§ Task to complete: Please output each entry exactly as it appears.
Records supplied section start
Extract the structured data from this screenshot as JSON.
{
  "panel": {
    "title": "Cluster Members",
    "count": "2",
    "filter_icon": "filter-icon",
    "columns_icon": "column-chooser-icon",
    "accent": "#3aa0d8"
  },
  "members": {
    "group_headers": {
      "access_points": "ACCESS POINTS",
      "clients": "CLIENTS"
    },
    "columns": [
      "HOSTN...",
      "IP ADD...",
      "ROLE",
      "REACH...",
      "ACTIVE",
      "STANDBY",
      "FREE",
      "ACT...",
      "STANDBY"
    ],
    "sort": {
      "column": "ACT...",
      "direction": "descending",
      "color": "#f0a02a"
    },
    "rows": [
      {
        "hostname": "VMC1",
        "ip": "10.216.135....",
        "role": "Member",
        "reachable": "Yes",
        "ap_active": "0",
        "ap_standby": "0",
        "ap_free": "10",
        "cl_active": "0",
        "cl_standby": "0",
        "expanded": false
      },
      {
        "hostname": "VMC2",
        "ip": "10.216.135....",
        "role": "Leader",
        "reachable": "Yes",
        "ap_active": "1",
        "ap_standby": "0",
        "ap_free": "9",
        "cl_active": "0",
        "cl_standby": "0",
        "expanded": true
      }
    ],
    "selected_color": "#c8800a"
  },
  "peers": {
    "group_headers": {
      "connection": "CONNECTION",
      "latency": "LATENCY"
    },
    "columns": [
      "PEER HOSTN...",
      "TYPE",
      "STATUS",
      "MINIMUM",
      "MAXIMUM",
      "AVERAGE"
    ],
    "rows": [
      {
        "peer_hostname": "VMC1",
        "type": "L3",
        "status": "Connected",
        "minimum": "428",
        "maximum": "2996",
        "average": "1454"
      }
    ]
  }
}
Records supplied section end
§ Solution for this exercise:
Extract the structured data from this screenshot as JSON.
{
  "panel": {
    "title": "Cluster Members",
    "count": "2",
    "filter_icon": "filter-icon",
    "columns_icon": "column-chooser-icon",
    "accent": "#3aa0d8"
  },
  "members": {
    "group_headers": {
      "access_points": "ACCESS POINTS",
      "clients": "CLIENTS"
    },
    "columns": [
      "HOSTN...",
      "IP ADD...",
      "ROLE",
      "REACH...",
      "ACTIVE",
      "STANDBY",
      "FREE",
      "ACT...",
      "STANDBY"
    ],
    "sort": {
      "column": "ACT...",
      "direction": "descending",
      "color": "#f0a02a"
    },
    "rows": [
      {
        "hostname": "VMC1",
        "ip": "10.216.135....",
        "role": "Member",
        "reachable": "Yes",
        "ap_active": "0",
        "ap_standby": "0",
        "ap_free": "10",
        "cl_active": "0",
        "cl_standby": "0",
        "expanded": false
      },
      {
        "hostname": "VMC2",
        "ip": "10.216.135....",
        "role": "Leader",
        "reachable": "Yes",
        "ap_active": "1",
        "ap_standby": "0",
        "ap_free": "9",
        "cl_active": "0",
        "cl_standby": "0",
        "expanded": true
      }
    ],
    "selected_color": "#c8800a"
  },
  "peers": {
    "group_headers": {
      "connection": "CONNECTION",
      "latency": "LATENCY"
    },
    "columns": [
      "PEER HOSTN...",
      "TYPE",
      "STATUS",
      "MINIMUM",
      "MAXIMUM",
      "AVERAGE"
    ],
    "rows": [
      {
        "peer_hostname": "VMC1",
        "type": "L3",
        "status": "Connected",
        "minimum": "428",
        "maximum": "2996",
        "average": "1454"
      }
    ]
  }
}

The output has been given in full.